In early September I visited the offices of HIGH TIMES in New York, walked into Steve Bloom's office, and was greeted with a High Five: "Hey Chef RA, guess what we're puttin' together in Amsterdam for the Cannabis Cup this year? We're havin' Ziggy and Stephen Marley come for the Cup!" “I don’t believe you.”
Welcome to Trans-High Market Quotations, the premier non-backstabbing. nonAlba-worshipping authority on marijuana prices for over 20 years. Please obey the following prebuddhalizing ritual for ultimate transpersonal THMQ perceptual orgasm: 1 ) Fill favorite bong with crushed ice & distilled water.
I have a 75-watt “grow bulb” from my local hardware store in each of two 2’ x 3’ closets. They screw into regular lamp sockets. Can you tell me how they compare to high-intensity-discharge lamps? How effective are they? Maggie Internet Incandescent bulbs produce the lowest amount of light per unit of electricity of any lamp.
Grow guru Jorge Cervantes gives you step-by-step instructions for building your own hydroponic NFT system, including important tips on security. Ed Rosenthal tells you how to increase your garden yields substantially with the use of CO2.

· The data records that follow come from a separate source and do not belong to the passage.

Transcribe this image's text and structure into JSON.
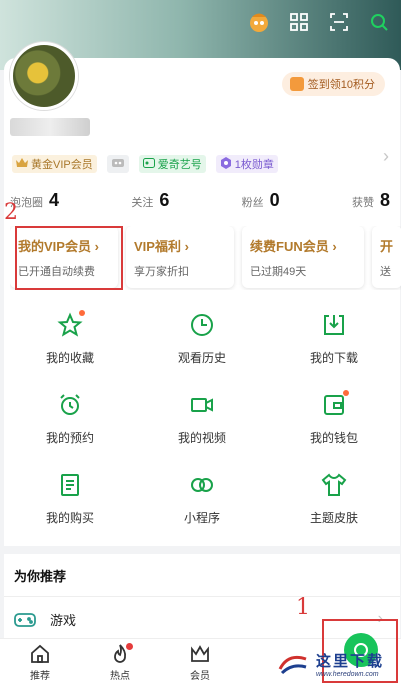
{
  "header": {
    "icons": [
      "mascot-icon",
      "grid-icon",
      "scan-icon",
      "search-icon"
    ]
  },
  "profile": {
    "signin_label": "签到领10积分"
  },
  "badges": [
    {
      "label": "黄金VIP会员",
      "icon": "crown-icon"
    },
    {
      "label": "",
      "icon": "robot-icon"
    },
    {
      "label": "爱奇艺号",
      "icon": "id-card-icon"
    },
    {
      "label": "1枚勋章",
      "icon": "medal-icon"
    }
  ],
  "stats": [
    {
      "label": "泡泡圈",
      "value": "4"
    },
    {
      "label": "关注",
      "value": "6"
    },
    {
      "label": "粉丝",
      "value": "0"
    },
    {
      "label": "获赞",
      "value": "8"
    }
  ],
  "vip_cards": [
    {
      "title": "我的VIP会员 ›",
      "sub": "已开通自动续费"
    },
    {
      "title": "VIP福利 ›",
      "sub": "享万家折扣"
    },
    {
      "title": "续费FUN会员 ›",
      "sub": "已过期49天"
    },
    {
      "title": "开",
      "sub": "送"
    }
  ],
  "grid_items": [
    {
      "label": "我的收藏",
      "icon": "star-icon",
      "dot": true
    },
    {
      "label": "观看历史",
      "icon": "clock-icon",
      "dot": false
    },
    {
      "label": "我的下载",
      "icon": "download-icon",
      "dot": false
    },
    {
      "label": "我的预约",
      "icon": "alarm-icon",
      "dot": false
    },
    {
      "label": "我的视频",
      "icon": "video-camera-icon",
      "dot": false
    },
    {
      "label": "我的钱包",
      "icon": "wallet-icon",
      "dot": true
    },
    {
      "label": "我的购买",
      "icon": "receipt-icon",
      "dot": false
    },
    {
      "label": "小程序",
      "icon": "mini-program-icon",
      "dot": false
    },
    {
      "label": "主题皮肤",
      "icon": "shirt-icon",
      "dot": false
    }
  ],
  "recommend": {
    "title": "为你推荐",
    "items": [
      {
        "label": "游戏",
        "icon": "gamepad-icon"
      }
    ]
  },
  "tabs": [
    {
      "label": "推荐",
      "icon": "home-icon",
      "dot": false
    },
    {
      "label": "热点",
      "icon": "flame-icon",
      "dot": true
    },
    {
      "label": "会员",
      "icon": "crown-outline-icon",
      "dot": false
    }
  ],
  "annotations": {
    "one": "1",
    "two": "2"
  },
  "watermark": {
    "title": "这里下载",
    "url": "www.heredown.com"
  },
  "colors": {
    "accent": "#19a24a",
    "gold": "#b27a2c",
    "annotation": "#d93a3a"
  }
}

After the recent death of a friend, I found myself responsible for shutting down two fully operational facilities—the “main facility” and a smaller training facility. The two facilities together were flowering over 300 plants at a time.